SOURCE MATERIAL below:

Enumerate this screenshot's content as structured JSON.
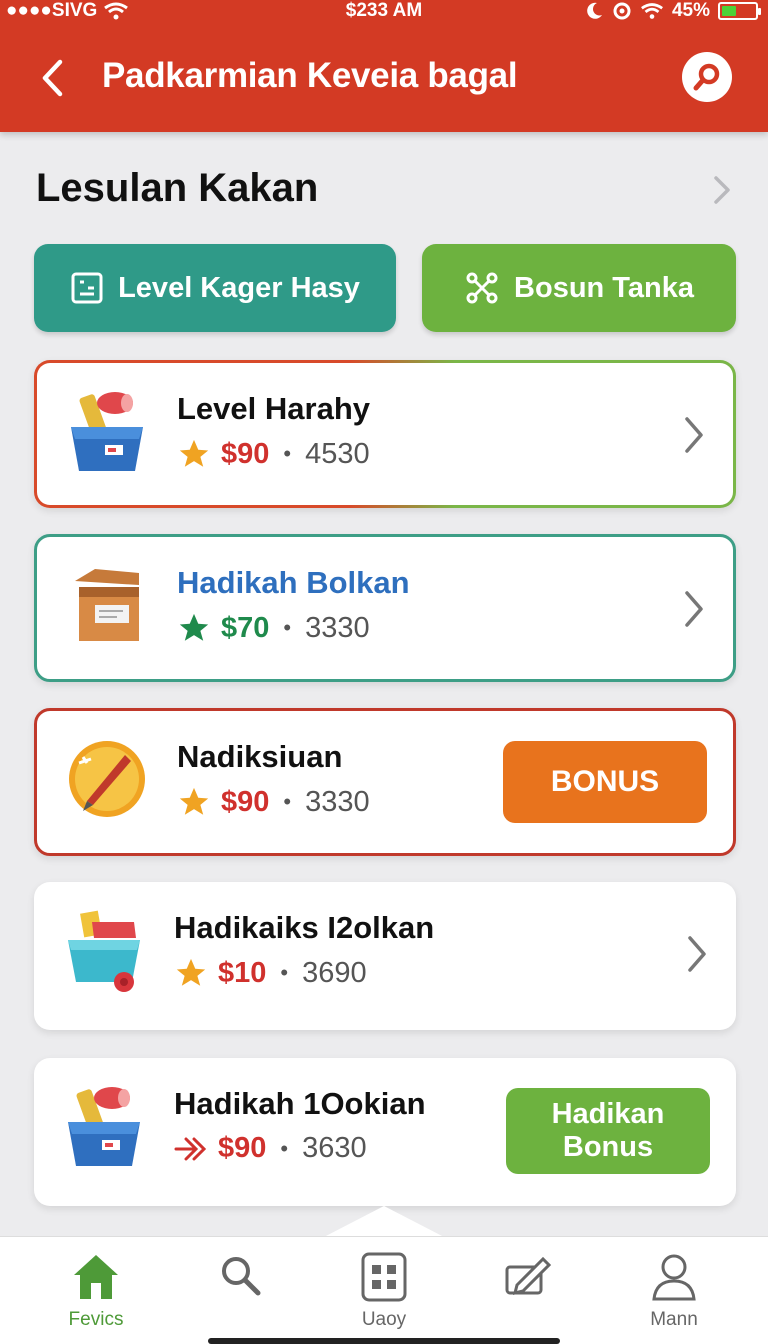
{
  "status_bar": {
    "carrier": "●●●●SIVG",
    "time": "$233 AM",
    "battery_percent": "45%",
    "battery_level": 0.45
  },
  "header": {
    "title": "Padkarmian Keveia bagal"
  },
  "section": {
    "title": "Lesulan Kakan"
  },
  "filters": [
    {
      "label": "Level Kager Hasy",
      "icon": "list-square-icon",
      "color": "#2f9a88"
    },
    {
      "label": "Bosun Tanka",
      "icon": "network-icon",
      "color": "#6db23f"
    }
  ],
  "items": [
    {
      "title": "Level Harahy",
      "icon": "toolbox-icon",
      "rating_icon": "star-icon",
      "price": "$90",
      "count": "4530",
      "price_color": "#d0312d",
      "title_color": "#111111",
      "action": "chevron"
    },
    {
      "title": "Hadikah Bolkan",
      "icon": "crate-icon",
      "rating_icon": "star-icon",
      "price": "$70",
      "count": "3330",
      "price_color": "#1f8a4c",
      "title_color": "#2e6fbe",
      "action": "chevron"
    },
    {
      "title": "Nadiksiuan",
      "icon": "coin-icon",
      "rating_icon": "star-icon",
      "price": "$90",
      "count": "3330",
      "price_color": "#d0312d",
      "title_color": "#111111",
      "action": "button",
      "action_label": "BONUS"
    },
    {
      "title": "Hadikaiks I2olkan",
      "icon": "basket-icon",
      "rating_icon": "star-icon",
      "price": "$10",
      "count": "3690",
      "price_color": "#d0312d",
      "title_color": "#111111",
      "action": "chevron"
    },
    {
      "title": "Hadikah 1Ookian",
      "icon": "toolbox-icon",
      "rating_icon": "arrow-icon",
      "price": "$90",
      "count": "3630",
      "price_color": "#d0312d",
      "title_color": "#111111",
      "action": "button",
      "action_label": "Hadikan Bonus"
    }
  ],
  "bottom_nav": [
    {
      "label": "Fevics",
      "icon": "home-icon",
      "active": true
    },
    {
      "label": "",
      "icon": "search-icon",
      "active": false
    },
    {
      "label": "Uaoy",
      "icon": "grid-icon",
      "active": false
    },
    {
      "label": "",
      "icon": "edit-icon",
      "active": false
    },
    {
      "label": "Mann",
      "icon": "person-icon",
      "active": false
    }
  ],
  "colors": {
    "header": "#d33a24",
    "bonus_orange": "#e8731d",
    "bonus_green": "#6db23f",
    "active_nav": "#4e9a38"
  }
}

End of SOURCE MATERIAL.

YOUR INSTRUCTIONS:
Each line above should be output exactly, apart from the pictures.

RESPONSE AREA:
Enumerate this screenshot's content as structured JSON.
{
  "status_bar": {
    "carrier": "●●●●SIVG",
    "time": "$233 AM",
    "battery_percent": "45%",
    "battery_level": 0.45
  },
  "header": {
    "title": "Padkarmian Keveia bagal"
  },
  "section": {
    "title": "Lesulan Kakan"
  },
  "filters": [
    {
      "label": "Level Kager Hasy",
      "icon": "list-square-icon",
      "color": "#2f9a88"
    },
    {
      "label": "Bosun Tanka",
      "icon": "network-icon",
      "color": "#6db23f"
    }
  ],
  "items": [
    {
      "title": "Level Harahy",
      "icon": "toolbox-icon",
      "rating_icon": "star-icon",
      "price": "$90",
      "count": "4530",
      "price_color": "#d0312d",
      "title_color": "#111111",
      "action": "chevron"
    },
    {
      "title": "Hadikah Bolkan",
      "icon": "crate-icon",
      "rating_icon": "star-icon",
      "price": "$70",
      "count": "3330",
      "price_color": "#1f8a4c",
      "title_color": "#2e6fbe",
      "action": "chevron"
    },
    {
      "title": "Nadiksiuan",
      "icon": "coin-icon",
      "rating_icon": "star-icon",
      "price": "$90",
      "count": "3330",
      "price_color": "#d0312d",
      "title_color": "#111111",
      "action": "button",
      "action_label": "BONUS"
    },
    {
      "title": "Hadikaiks I2olkan",
      "icon": "basket-icon",
      "rating_icon": "star-icon",
      "price": "$10",
      "count": "3690",
      "price_color": "#d0312d",
      "title_color": "#111111",
      "action": "chevron"
    },
    {
      "title": "Hadikah 1Ookian",
      "icon": "toolbox-icon",
      "rating_icon": "arrow-icon",
      "price": "$90",
      "count": "3630",
      "price_color": "#d0312d",
      "title_color": "#111111",
      "action": "button",
      "action_label": "Hadikan Bonus"
    }
  ],
  "bottom_nav": [
    {
      "label": "Fevics",
      "icon": "home-icon",
      "active": true
    },
    {
      "label": "",
      "icon": "search-icon",
      "active": false
    },
    {
      "label": "Uaoy",
      "icon": "grid-icon",
      "active": false
    },
    {
      "label": "",
      "icon": "edit-icon",
      "active": false
    },
    {
      "label": "Mann",
      "icon": "person-icon",
      "active": false
    }
  ],
  "colors": {
    "header": "#d33a24",
    "bonus_orange": "#e8731d",
    "bonus_green": "#6db23f",
    "active_nav": "#4e9a38"
  }
}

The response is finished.